Most doctors are quite familiar with making referrals. The catch, however, is that the definition of referral differs among individuals and regions of the country. The terms “referral,” “consultation,” and “transfer of care” all mean different things.
Making a patient referral may not be as simple as it seems.
According to the AAFP, “A referral is a request from one physician to another to assume responsibility for management of one or more of a patient’s specified problems. This may be for a specified period of time, until the problem(s) is resolved, or on an ongoing basis. This represents a temporary or partial transfer of care to another physician for a particular condition."
On the other hand, a consultation is a request made by one physician to another for an advisory opinion. “The requesting physician utilizes the consultant’s opinion combined with his own professional judgment and other considerations (eg, patient preferences, other consultations, family concerns, and comorbidities) to provide treatment for the patient,” wrote the AAFP.
A transfer of care is a request made by one physician to another to assume management (and responsibility) of one or more patients. These transfers can be for a limited time or can be permanent.
Now that we’ve cleared up some basic terminology, let’s look at some practice-based tips on the referral process. We gleaned these tips from different online health sources.
Tip #1: Reasons for referrals
When you refer a patient, you should have a valid reason. These reasons typically fall into one of four categories:
When you need help making a diagnosis. Keep in mind that getting the help of another physician doesn’t reflect poorly on your clinical acumen. Instead, it meets the goal of treating the patient in the most efficient way.
When you want the opinion of a specialist.
When you feel that a patient may vibe better with another physician. Obviously, you should do your best to work with a patient, but for situations out of your control, you may find a referral a good idea. For instance, if you know that another physician speaks the patient’s native language, and the patient doesn’t speak English, a referral may be a good idea. Please note that referring a patient for such reasons is different from firing one. See this article for more on firing a patient.
You can refer to improve patient access. For instance, if your census is packed and you lack time, a referral may be a good idea.
Remember to document your reasons for referring patients.
Tip #2: Explanations
It’s imperative that your patients understand why the referral is necessary. Explain what to expect during the referral process and from the specialist appointment. Give your patients the opportunity to ask questions, and encourage them to follow-up with questions addressed to the specialist as necessary. Always document that you have informed the patient.
Tip #3: Protocol
After deciding to refer, follow a protocol or use referral management software that includes everyone in the practice.
The protocol should be initiated immediately—especially in cases of high need. Office staff should set up an appointment with the specialist before the patient leaves the office.
Tip #4: Touching base
According to the AAFP, it is the responsibility of the physician accepting the referral to maintain appropriate and timely communication with the referring physician (and to seek approval from the referring physician for treating or referring the patient for any other condition that is not part of the original referral).
However, it is wise for the referring physician to take the lead in communications.

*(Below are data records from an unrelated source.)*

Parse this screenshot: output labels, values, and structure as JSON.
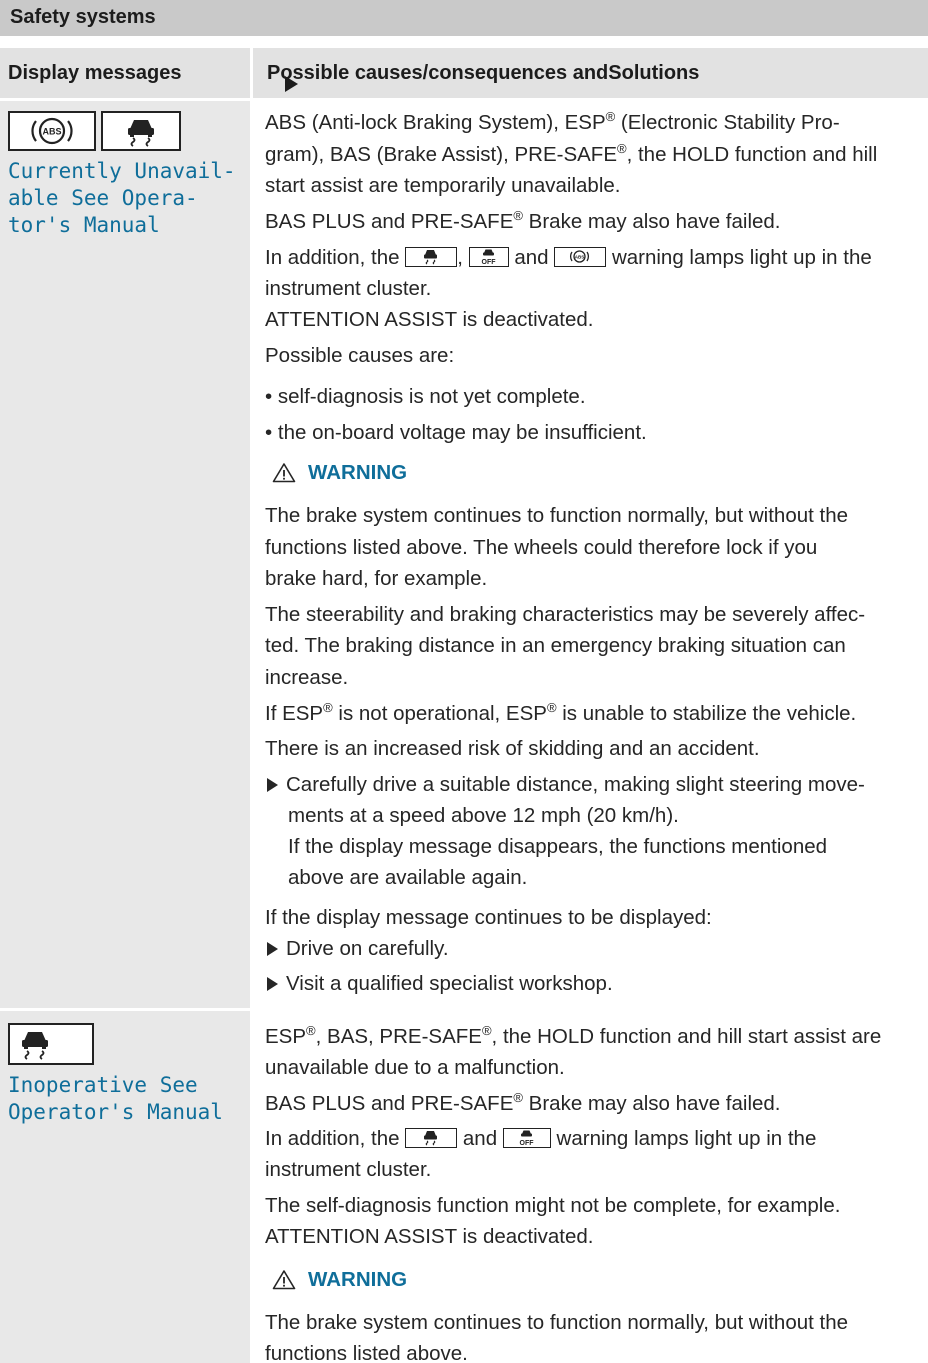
{
  "section_title": "Safety systems",
  "columns": {
    "left": "Display messages",
    "right_a": "Possible causes/consequences and",
    "right_b": "Solutions"
  },
  "icons": [
    "abs-warning-icon",
    "esp-warning-icon",
    "esp-off-icon"
  ],
  "colors": {
    "message_text": "#0f6e9a",
    "warning_text": "#0f6e9a",
    "header_bg": "#c9c9c9",
    "left_cell_bg": "#e8e8e8"
  },
  "row1": {
    "msg_lines": [
      "Currently Unavail-",
      "able See Opera-",
      "tor's Manual"
    ],
    "l1": "ABS (Anti-lock Braking System), ESP® (Electronic Stability Pro-",
    "l2": "gram), BAS (Brake Assist), PRE-SAFE®, the HOLD function and hill",
    "l3": "start assist are temporarily unavailable.",
    "l4": "BAS PLUS and PRE-SAFE® Brake may also have failed.",
    "l5a": "In addition, the",
    "l5b": ",",
    "l5c": "and",
    "l5d": "warning lamps light up in the",
    "l6": "instrument cluster.",
    "l7": "ATTENTION ASSIST is deactivated.",
    "l8": "Possible causes are:",
    "b1": "• self-diagnosis is not yet complete.",
    "b2": "• the on-board voltage may be insufficient.",
    "warning_label": "WARNING",
    "w1": "The brake system continues to function normally, but without the",
    "w2": "functions listed above. The wheels could therefore lock if you",
    "w3": "brake hard, for example.",
    "w4": "The steerability and braking characteristics may be severely affec-",
    "w5": "ted. The braking distance in an emergency braking situation can",
    "w6": "increase.",
    "w7": "If ESP® is not operational, ESP® is unable to stabilize the vehicle.",
    "w8": "There is an increased risk of skidding and an accident.",
    "s1": "Carefully drive a suitable distance, making slight steering move-",
    "s2": "ments at a speed above 12 mph (20 km/h).",
    "s3": "If the display message disappears, the functions mentioned",
    "s4": "above are available again.",
    "c1": "If the display message continues to be displayed:",
    "c2": "Drive on carefully.",
    "c3": "Visit a qualified specialist workshop."
  },
  "row2": {
    "msg_lines": [
      "Inoperative See",
      "Operator's Manual"
    ],
    "l1": "ESP®, BAS, PRE-SAFE®, the HOLD function and hill start assist are",
    "l2": "unavailable due to a malfunction.",
    "l3": "BAS PLUS and PRE-SAFE® Brake may also have failed.",
    "l4a": "In addition, the",
    "l4b": "and",
    "l4c": "warning lamps light up in the",
    "l5": "instrument cluster.",
    "l6": "The self-diagnosis function might not be complete, for example.",
    "l7": "ATTENTION ASSIST is deactivated.",
    "warning_label": "WARNING",
    "w1": "The brake system continues to function normally, but without the",
    "w2": "functions listed above."
  }
}
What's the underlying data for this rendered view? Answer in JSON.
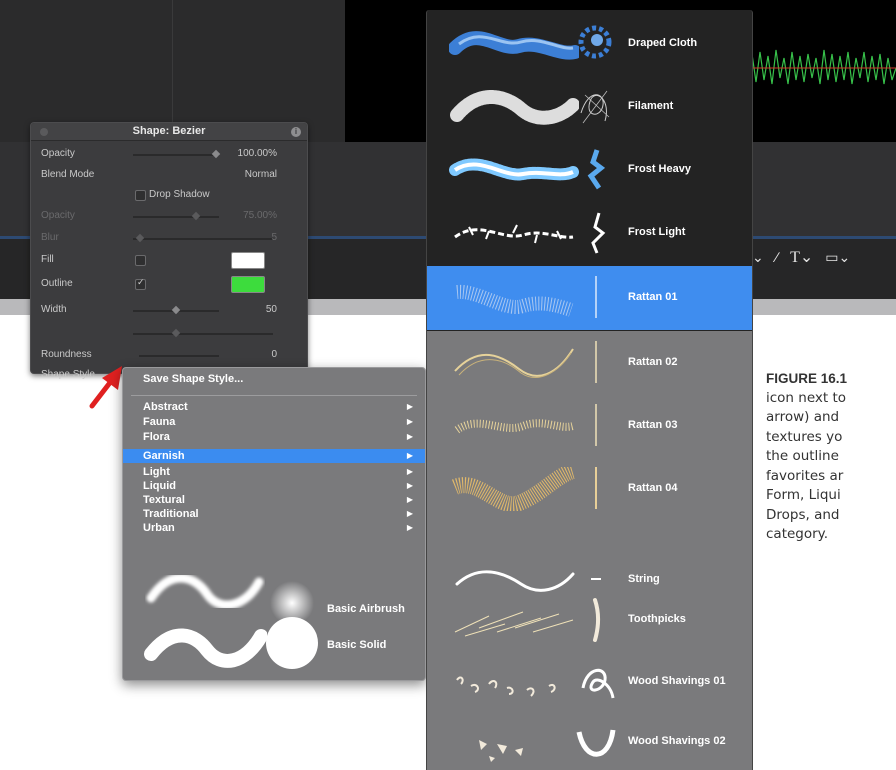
{
  "inspector": {
    "title": "Shape: Bezier",
    "rows": {
      "opacity": {
        "label": "Opacity",
        "value": "100.00%"
      },
      "blend_mode": {
        "label": "Blend Mode",
        "value": "Normal"
      },
      "drop_shadow": {
        "label": "Drop Shadow"
      },
      "shadow_opacity": {
        "label": "Opacity",
        "value": "75.00%"
      },
      "blur": {
        "label": "Blur",
        "value": "5"
      },
      "fill": {
        "label": "Fill"
      },
      "outline": {
        "label": "Outline"
      },
      "width": {
        "label": "Width",
        "value": "50"
      },
      "roundness": {
        "label": "Roundness",
        "value": "0"
      },
      "shape_style": {
        "label": "Shape Style"
      }
    },
    "fill_color": "#ffffff",
    "outline_color": "#3ddc3d"
  },
  "style_menu": {
    "save_label": "Save Shape Style...",
    "categories": [
      "Abstract",
      "Fauna",
      "Flora",
      "Garnish",
      "Light",
      "Liquid",
      "Textural",
      "Traditional",
      "Urban"
    ],
    "selected_category": "Garnish",
    "presets": [
      "Basic Airbrush",
      "Basic Solid"
    ]
  },
  "brushes": [
    {
      "name": "Draped Cloth",
      "color": "#3c7fd6"
    },
    {
      "name": "Filament",
      "color": "#e8e8e8"
    },
    {
      "name": "Frost Heavy",
      "color": "#7fc9ff"
    },
    {
      "name": "Frost Light",
      "color": "#ffffff"
    },
    {
      "name": "Rattan 01",
      "color": "#a9c7f0",
      "selected": true
    },
    {
      "name": "Rattan 02",
      "color": "#e6d29a"
    },
    {
      "name": "Rattan 03",
      "color": "#e6d29a"
    },
    {
      "name": "Rattan 04",
      "color": "#e0b86a"
    },
    {
      "name": "String",
      "color": "#ffffff"
    },
    {
      "name": "Toothpicks",
      "color": "#efe1b8"
    },
    {
      "name": "Wood Shavings 01",
      "color": "#f2eadb"
    },
    {
      "name": "Wood Shavings 02",
      "color": "#f2eadb"
    }
  ],
  "caption": {
    "figure": "FIGURE 16.1",
    "lines": [
      "icon next to",
      "arrow) and",
      "textures yo",
      "the outline",
      "favorites ar",
      "Form, Liqui",
      "Drops, and",
      "category."
    ]
  },
  "colors": {
    "accent": "#3b8cf0",
    "arrow": "#e02020"
  },
  "icons": [
    "close-icon",
    "info-icon",
    "red-arrow-icon",
    "submenu-arrow-icon",
    "pen-icon",
    "text-icon",
    "shape-icon"
  ]
}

Discuss the referral directly with the specialist. Ensure that the specialist has all the necessary medical records and test results, as well as other documents.
Points to address include: the urgency of the referral, length of the process, methods of communication, and management roles during the duration of the referral. To this end, a referral agreement may be a good idea. Such agreements can ensure that the specialist—and not a mid-level provider such as a nurse practitioner or physician assistant—sees the patient first and delivers medical advice. Deadlines can also be established.
Tip #5: Monitoring
Establish a system to monitor referral due dates and institute a system of reminders. Auditing referrals on a quarterly basis may also be a good idea to catch up on anything missed. If the specialist is behind, then consider another provider for future referrals.
A key to proper monitoring is to review the specialist’s results and recommendations in a timely fashion. Remember that neglecting specialist recommendations can make you liable, so feel free to contact the specialist for diagnosis or needs.
Tip #6: Scripts
Referrals for behavioral health can be particularly sticky. You want to ensure that the patient adheres to your guidance, yet, at the same time, doesn’t feel stigmatized or insulted. Managing mental-health referrals requires finesse and a level of anticipation.
The Center for Integrated Healthcare and the VA Healthcare Network Upstate New York makes certain recommendations.
“Avoid creating the impression that you are referring the patient for BH (behavioral health) because you can’t find anything medically wrong with them, rather, emphasize that good health care always involves paying attention to both physical and emotional health and well-being. The key is to frame this as a routine, legitimate part of primary care,” they wrote.
Importantly, developing a script that you routinely follow may be a good idea.
On a final note, remember that you can only recommend and encourage that a patient accepts the referral. Ultimately, it is up to the patient to follow through. Always document when a patient doesn’t follow through with a referral despite your recommendations. Also, document why the patient doesn’t want to follow through with the referral. Remember that the patient can always choose to pursue the referral in the future.